Lally Weymouth of Newsweek did a brilliant article published just two weeks before the assassination. She was in close quarters with Benazir Bhutto and then with President Musharraf. Neither one of them said anything apocalyptic, and certainly there was no indication that poised in those conventional words was the gleam of the assassin, or the fright of a victim bound. In short, from the two principals, there were no big surprises.
But Ms. Weymouth’s questions were not banal, and Musharraf rewarded her with a singular frankness. This came early in the interview, when Ms. Weymouth asked him, “Do you feel you stuck your neck out for the United States after September 11 and the United States has not stood by you?” One yearns to write that the following words were “spat out,” but that much can only be inferred:
“No, I don’t. I stuck out my neck for Pakistan. I didn’t stick out my neck for anyone else. It happened to be in the interest of the world and the U.S. . . . The problem with the West and your media is your obsession with democracy, civil liberties, human rights. You think your definition of all these things is [correct]. . . . Who has built democratic institutions in Pakistan? I have done it in the last eight years. We empowered the people and the women of Pakistan. We allowed freedom of expression.”
Musharraf cited as an example of the bias against which he works, the coverage by the Western media of the violence at the Islamabad mosque last summer: “We took action. What did the media do about it? They showed those who took action as villains and brought those madwomen who were there on television and made heroes of them.”
Weymouth then asked the sacred question: “Do you feel you could work with Benazir Bhutto?”
Musharraf: “When you talk of working with her, you imply she is going to be the prime minister. Why do you imply that? I keep telling everyone we haven’t had the elections.”
“Mrs. Bhutto charges that there are going to be ghost polling stations — that the voting is going to be rigged.”
This brought real asperity: “. . . let her not treat everyone like herself. . . . I am not like her. I don’t believe in these things. Where’s her sense of democracy when 57 per cent of the Parliament vote for me, and she says she is not prepared to work with me . . . ?”
Why, the interviewer asked Ms. Bhutto, are the terrorists so strong in Pakistan? Is it because there is support for them from the government?
Ms. Bhutto: “Yes, I am shocked to see how embedded it [terrorism] is. I knew it was bad from afar. People are scared to talk. They say I am polarizing when I say militancy is a problem.”
Two weeks later the lead story in the New York Times spoke of our policy as “left in ruins.” Nothing remained of “the delicate diplomatic effort the Bush administration had pursued in the past year to reconcile Pakistan’s deeply divided political factions.” Another Times reporter spoke of “the new challenge” the assassination posed to the Bush administration in its effort “to stabilize a front-line state” in the “fight against terrorism.”

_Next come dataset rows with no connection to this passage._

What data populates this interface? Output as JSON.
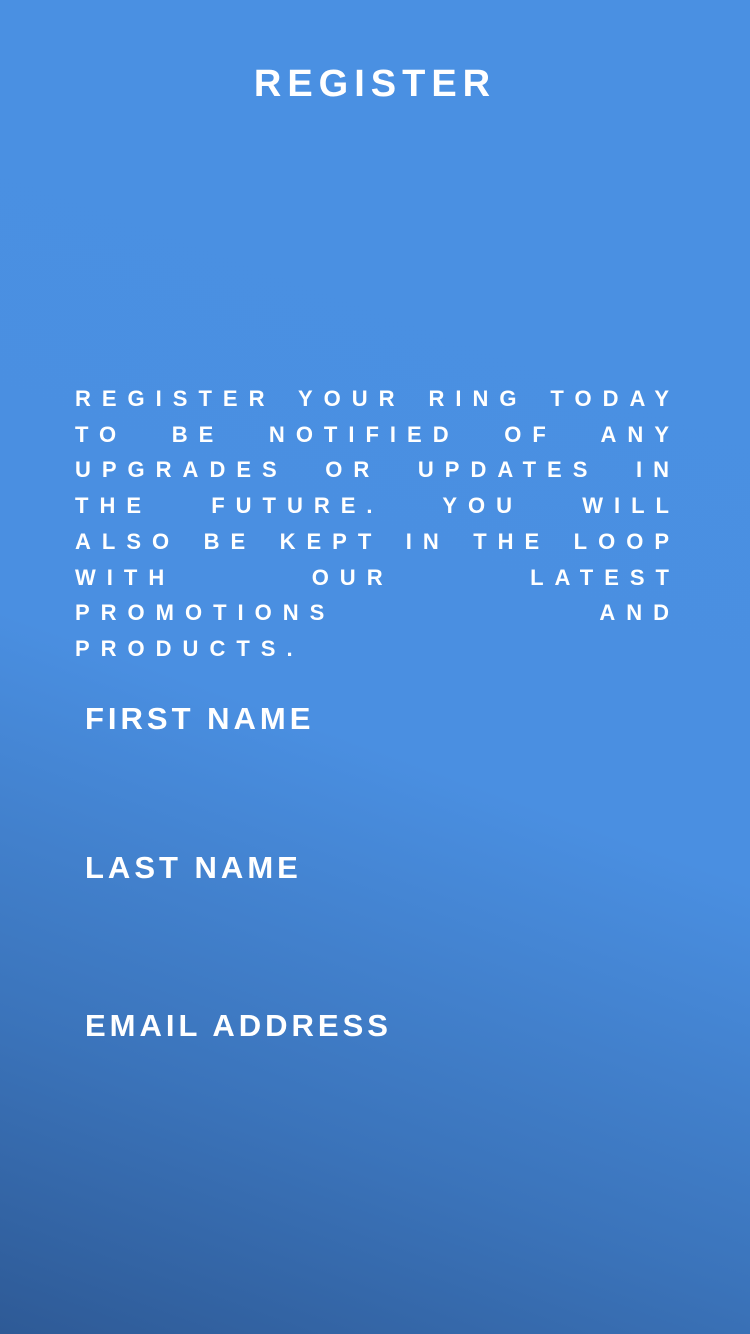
{
  "header": {
    "title": "REGISTER"
  },
  "intro": {
    "text": "REGISTER YOUR RING TODAY TO BE NOTIFIED OF ANY UPGRADES OR UPDATES IN THE FUTURE. YOU WILL ALSO BE KEPT IN THE LOOP WITH OUR LATEST PROMOTIONS AND PRODUCTS."
  },
  "form": {
    "first_name_label": "FIRST NAME",
    "last_name_label": "LAST NAME",
    "email_label": "EMAIL ADDRESS"
  },
  "colors": {
    "background_top": "#4a90e2",
    "background_bottom": "#2e5a96",
    "text": "#ffffff"
  }
}
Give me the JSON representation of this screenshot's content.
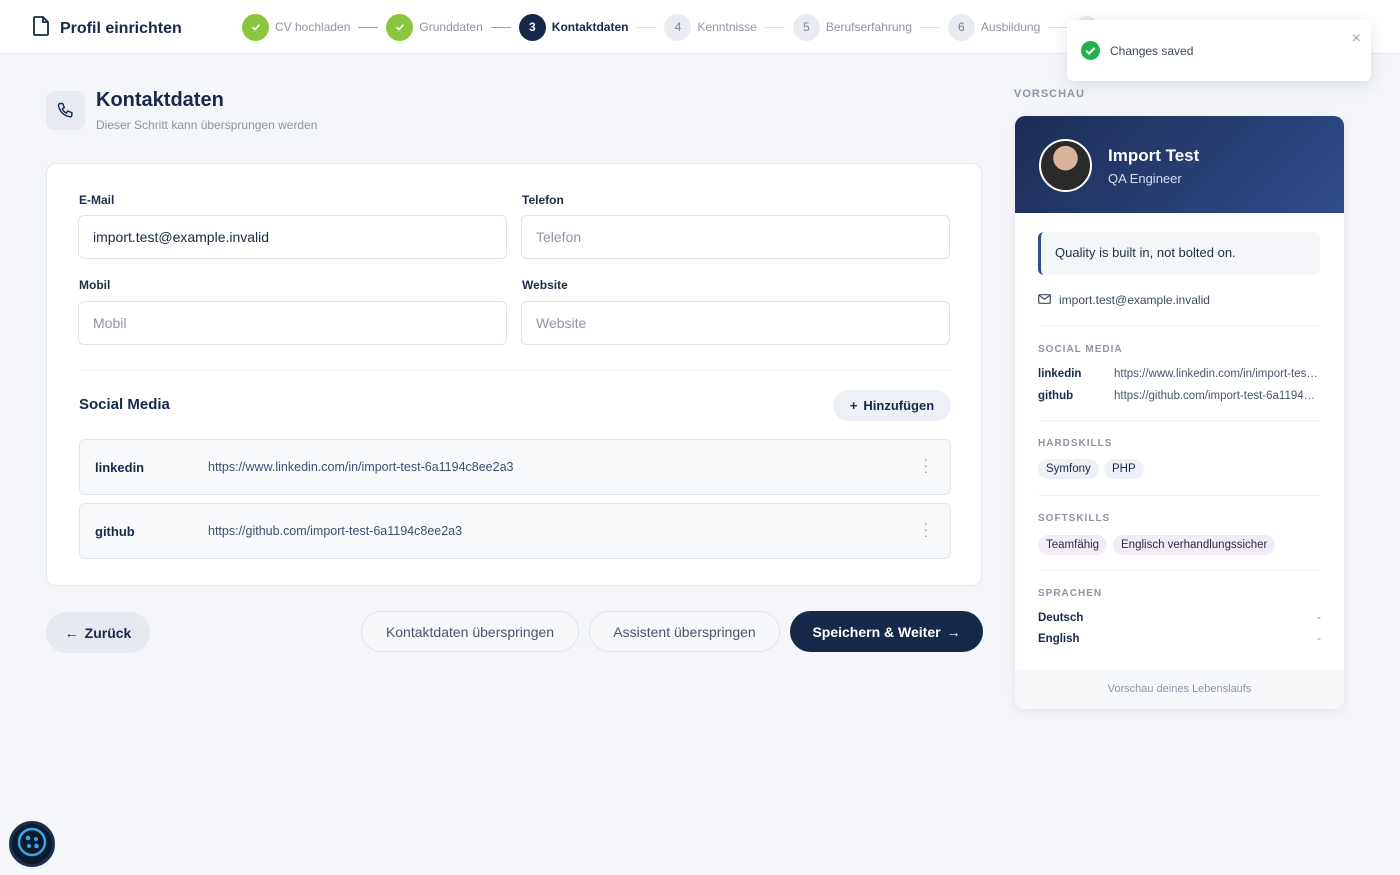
{
  "app": {
    "title": "Profil einrichten"
  },
  "steps": [
    {
      "label": "CV hochladen",
      "state": "done",
      "number": ""
    },
    {
      "label": "Grunddaten",
      "state": "done",
      "number": ""
    },
    {
      "label": "Kontaktdaten",
      "state": "active",
      "number": "3"
    },
    {
      "label": "Kenntnisse",
      "state": "todo",
      "number": "4"
    },
    {
      "label": "Berufserfahrung",
      "state": "todo",
      "number": "5"
    },
    {
      "label": "Ausbildung",
      "state": "todo",
      "number": "6"
    }
  ],
  "toast": {
    "message": "Changes saved",
    "close": "×"
  },
  "header": {
    "title": "Kontaktdaten",
    "subtitle": "Dieser Schritt kann übersprungen werden"
  },
  "form": {
    "email": {
      "label": "E-Mail",
      "value": "import.test@example.invalid",
      "placeholder": "E-Mail"
    },
    "phone": {
      "label": "Telefon",
      "value": "",
      "placeholder": "Telefon"
    },
    "mobile": {
      "label": "Mobil",
      "value": "",
      "placeholder": "Mobil"
    },
    "website": {
      "label": "Website",
      "value": "",
      "placeholder": "Website"
    }
  },
  "social": {
    "title": "Social Media",
    "add_label": "Hinzufügen",
    "items": [
      {
        "name": "linkedin",
        "url": "https://www.linkedin.com/in/import-test-6a1194c8ee2a3"
      },
      {
        "name": "github",
        "url": "https://github.com/import-test-6a1194c8ee2a3"
      }
    ]
  },
  "actions": {
    "back": "Zurück",
    "skip_contact": "Kontaktdaten überspringen",
    "skip_wizard": "Assistent überspringen",
    "save_next": "Speichern & Weiter"
  },
  "preview": {
    "section_title": "VORSCHAU",
    "name": "Import Test",
    "role": "QA Engineer",
    "quote": "Quality is built in, not bolted on.",
    "email": "import.test@example.invalid",
    "social_title": "SOCIAL MEDIA",
    "social": [
      {
        "name": "linkedin",
        "url": "https://www.linkedin.com/in/import-test-6a1194c8ee2a3"
      },
      {
        "name": "github",
        "url": "https://github.com/import-test-6a1194c8ee2a3"
      }
    ],
    "hardskills_title": "HARDSKILLS",
    "hardskills": [
      "Symfony",
      "PHP"
    ],
    "softskills_title": "SOFTSKILLS",
    "softskills": [
      "Teamfähig",
      "Englisch verhandlungssicher"
    ],
    "languages_title": "SPRACHEN",
    "languages": [
      {
        "name": "Deutsch",
        "level": "-"
      },
      {
        "name": "English",
        "level": "-"
      }
    ],
    "footer": "Vorschau deines Lebenslaufs"
  },
  "colors": {
    "primary": "#15294b",
    "success": "#8cc63f",
    "accent": "#2f4d8a"
  }
}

There are reasons to object to the repository of blame in the Bhutto situation. To the charge that there was insufficient security in Rawalpindi, nothing more needs to be said than that — yes: manifestly there was insufficient security, as there was at Ford’s Theatre in 1865, Dealey Plaza in 1963, and the hundred other places in America where mayhem has been plotted. We cannot know with any confidence just what it is that the Pakistanis have to come up with to make safe the niceties of democracy about which Musharraf speaks with understandable scorn.
The scantest knowledge of Pakistani and Muslim history challenges the fatuity that this is a corner of the political world where public life can proceed with no more concern for militant interruption than would be expected in the House of Lords.
The Bush administration should announce to the waiting world that the United States cannot be charged with responsibility for maintaining order in Pakistan, and does not accept responsibility for the assassination of Benazir Bhutto.
© 2007 Universal Press Syndicate